Task brief → Pull from the data below each line where the word "FACTORY" occurs, and copy it.

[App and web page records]
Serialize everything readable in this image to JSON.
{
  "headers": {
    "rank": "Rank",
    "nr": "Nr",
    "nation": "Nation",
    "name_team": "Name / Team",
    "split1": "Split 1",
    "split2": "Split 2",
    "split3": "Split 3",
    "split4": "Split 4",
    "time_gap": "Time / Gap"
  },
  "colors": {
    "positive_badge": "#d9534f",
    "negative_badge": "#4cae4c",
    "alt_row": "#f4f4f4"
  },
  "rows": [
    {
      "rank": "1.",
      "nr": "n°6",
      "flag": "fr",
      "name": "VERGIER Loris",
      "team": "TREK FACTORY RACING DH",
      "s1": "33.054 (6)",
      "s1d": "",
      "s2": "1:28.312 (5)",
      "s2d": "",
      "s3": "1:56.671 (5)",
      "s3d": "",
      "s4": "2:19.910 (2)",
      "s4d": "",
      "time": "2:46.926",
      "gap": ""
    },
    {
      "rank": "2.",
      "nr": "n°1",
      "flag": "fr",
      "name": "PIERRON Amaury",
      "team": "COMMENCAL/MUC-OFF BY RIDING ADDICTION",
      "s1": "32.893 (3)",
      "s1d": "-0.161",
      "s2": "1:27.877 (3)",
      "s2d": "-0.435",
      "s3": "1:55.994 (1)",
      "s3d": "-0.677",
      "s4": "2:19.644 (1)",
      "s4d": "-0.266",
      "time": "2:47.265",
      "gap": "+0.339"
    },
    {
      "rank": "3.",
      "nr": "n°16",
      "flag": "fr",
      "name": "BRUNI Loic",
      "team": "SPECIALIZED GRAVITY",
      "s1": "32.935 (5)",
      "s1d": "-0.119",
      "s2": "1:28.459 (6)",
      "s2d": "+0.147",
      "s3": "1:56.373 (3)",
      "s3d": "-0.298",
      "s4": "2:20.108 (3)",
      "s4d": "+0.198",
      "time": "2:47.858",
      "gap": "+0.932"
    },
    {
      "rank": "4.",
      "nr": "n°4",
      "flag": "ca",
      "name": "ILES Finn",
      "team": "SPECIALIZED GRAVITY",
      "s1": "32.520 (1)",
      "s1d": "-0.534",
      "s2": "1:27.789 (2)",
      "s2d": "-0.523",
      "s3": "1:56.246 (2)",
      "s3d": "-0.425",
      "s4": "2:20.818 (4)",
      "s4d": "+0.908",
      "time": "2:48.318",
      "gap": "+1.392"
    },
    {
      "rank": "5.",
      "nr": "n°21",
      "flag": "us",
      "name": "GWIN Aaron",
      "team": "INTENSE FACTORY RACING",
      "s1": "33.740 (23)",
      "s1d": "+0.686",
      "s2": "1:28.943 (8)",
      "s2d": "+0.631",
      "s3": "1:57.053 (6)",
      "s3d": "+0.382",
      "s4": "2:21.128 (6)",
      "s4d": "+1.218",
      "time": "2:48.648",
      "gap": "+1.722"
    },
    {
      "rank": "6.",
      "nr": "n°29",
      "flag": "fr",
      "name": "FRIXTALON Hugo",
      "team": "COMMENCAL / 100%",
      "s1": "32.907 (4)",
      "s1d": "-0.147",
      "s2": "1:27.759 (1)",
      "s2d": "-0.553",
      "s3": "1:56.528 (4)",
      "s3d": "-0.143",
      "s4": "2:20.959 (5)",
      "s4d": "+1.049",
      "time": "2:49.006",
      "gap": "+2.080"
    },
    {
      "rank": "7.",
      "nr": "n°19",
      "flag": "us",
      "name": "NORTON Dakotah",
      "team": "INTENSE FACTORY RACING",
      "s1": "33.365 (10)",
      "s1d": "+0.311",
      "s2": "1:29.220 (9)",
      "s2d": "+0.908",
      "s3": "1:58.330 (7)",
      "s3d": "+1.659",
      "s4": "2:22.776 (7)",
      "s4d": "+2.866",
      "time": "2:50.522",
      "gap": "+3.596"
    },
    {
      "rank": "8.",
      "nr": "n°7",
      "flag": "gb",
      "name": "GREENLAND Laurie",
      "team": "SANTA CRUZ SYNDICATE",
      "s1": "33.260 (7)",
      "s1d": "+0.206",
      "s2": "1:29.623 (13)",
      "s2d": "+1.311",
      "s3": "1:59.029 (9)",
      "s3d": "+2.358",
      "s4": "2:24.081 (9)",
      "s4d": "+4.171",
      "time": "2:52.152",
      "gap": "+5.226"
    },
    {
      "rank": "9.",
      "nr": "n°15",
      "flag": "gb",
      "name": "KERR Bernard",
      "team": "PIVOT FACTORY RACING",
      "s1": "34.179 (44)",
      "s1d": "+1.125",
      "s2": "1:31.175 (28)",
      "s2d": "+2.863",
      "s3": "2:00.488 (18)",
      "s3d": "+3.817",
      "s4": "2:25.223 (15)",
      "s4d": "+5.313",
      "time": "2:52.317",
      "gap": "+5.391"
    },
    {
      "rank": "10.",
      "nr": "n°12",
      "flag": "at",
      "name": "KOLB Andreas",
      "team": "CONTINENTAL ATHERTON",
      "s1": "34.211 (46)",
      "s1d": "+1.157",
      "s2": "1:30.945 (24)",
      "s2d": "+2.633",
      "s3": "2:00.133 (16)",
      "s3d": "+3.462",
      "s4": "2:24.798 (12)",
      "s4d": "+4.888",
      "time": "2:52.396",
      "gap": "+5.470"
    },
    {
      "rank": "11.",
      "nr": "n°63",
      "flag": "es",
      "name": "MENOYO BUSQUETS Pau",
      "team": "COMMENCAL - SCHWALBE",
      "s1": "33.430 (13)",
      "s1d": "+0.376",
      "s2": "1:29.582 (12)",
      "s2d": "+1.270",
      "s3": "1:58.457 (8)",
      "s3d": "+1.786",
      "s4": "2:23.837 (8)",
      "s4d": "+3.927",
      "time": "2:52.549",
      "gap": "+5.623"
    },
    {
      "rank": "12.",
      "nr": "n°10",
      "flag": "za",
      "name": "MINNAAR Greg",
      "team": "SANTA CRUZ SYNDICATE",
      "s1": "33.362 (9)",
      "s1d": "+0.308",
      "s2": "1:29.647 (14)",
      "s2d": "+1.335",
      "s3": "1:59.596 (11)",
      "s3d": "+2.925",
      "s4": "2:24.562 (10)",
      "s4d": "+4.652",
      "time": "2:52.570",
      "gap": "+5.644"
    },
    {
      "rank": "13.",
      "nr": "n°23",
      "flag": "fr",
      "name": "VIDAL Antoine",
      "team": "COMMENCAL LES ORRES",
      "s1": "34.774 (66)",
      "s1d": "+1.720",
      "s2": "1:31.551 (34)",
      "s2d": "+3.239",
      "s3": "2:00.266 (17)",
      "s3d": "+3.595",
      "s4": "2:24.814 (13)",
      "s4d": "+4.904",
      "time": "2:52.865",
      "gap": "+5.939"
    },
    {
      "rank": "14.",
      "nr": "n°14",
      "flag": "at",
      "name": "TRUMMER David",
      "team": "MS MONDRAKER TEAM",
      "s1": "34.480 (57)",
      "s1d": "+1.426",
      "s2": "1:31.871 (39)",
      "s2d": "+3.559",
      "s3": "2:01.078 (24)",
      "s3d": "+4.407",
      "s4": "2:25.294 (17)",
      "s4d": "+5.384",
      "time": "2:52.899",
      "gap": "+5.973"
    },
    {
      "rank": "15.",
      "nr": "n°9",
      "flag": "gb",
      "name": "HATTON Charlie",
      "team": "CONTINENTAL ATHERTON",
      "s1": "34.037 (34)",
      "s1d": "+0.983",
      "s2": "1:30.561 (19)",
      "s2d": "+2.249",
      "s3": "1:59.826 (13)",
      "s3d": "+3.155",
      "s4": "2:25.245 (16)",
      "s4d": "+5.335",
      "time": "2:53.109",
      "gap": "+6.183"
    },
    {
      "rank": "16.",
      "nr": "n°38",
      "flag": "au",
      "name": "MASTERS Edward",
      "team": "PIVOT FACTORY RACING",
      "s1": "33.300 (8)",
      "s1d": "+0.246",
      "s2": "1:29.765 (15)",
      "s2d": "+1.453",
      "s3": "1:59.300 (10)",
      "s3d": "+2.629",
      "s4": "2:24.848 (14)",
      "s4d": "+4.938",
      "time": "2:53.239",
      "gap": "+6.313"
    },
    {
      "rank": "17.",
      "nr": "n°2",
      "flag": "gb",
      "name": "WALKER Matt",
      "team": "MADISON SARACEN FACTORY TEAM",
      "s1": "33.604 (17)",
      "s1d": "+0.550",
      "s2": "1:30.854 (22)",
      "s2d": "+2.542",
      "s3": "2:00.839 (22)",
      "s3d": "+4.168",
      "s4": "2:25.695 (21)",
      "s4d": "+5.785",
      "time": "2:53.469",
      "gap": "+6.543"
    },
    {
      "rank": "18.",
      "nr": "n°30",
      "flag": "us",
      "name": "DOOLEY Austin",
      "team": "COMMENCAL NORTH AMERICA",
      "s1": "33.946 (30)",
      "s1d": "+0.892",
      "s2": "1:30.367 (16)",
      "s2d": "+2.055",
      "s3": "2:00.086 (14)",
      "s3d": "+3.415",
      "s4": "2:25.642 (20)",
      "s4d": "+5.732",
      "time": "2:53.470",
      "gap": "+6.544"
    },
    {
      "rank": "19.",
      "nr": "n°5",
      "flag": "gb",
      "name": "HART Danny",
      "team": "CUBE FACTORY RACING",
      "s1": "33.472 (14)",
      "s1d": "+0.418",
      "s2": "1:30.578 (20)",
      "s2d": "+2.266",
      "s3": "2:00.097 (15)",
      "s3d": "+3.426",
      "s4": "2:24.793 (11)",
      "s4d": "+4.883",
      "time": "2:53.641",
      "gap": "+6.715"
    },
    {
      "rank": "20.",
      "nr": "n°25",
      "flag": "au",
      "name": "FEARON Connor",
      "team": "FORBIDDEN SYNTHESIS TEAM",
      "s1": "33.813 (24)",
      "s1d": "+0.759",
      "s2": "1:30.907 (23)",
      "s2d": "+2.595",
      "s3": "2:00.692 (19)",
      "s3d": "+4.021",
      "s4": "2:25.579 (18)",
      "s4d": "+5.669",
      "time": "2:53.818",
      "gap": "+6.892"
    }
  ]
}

Response →
      "team": "TREK FACTORY RACING DH",
      "team": "INTENSE FACTORY RACING",
      "team": "INTENSE FACTORY RACING",
      "team": "PIVOT FACTORY RACING",
      "team": "PIVOT FACTORY RACING",
      "team": "MADISON SARACEN FACTORY TEAM",
      "team": "CUBE FACTORY RACING",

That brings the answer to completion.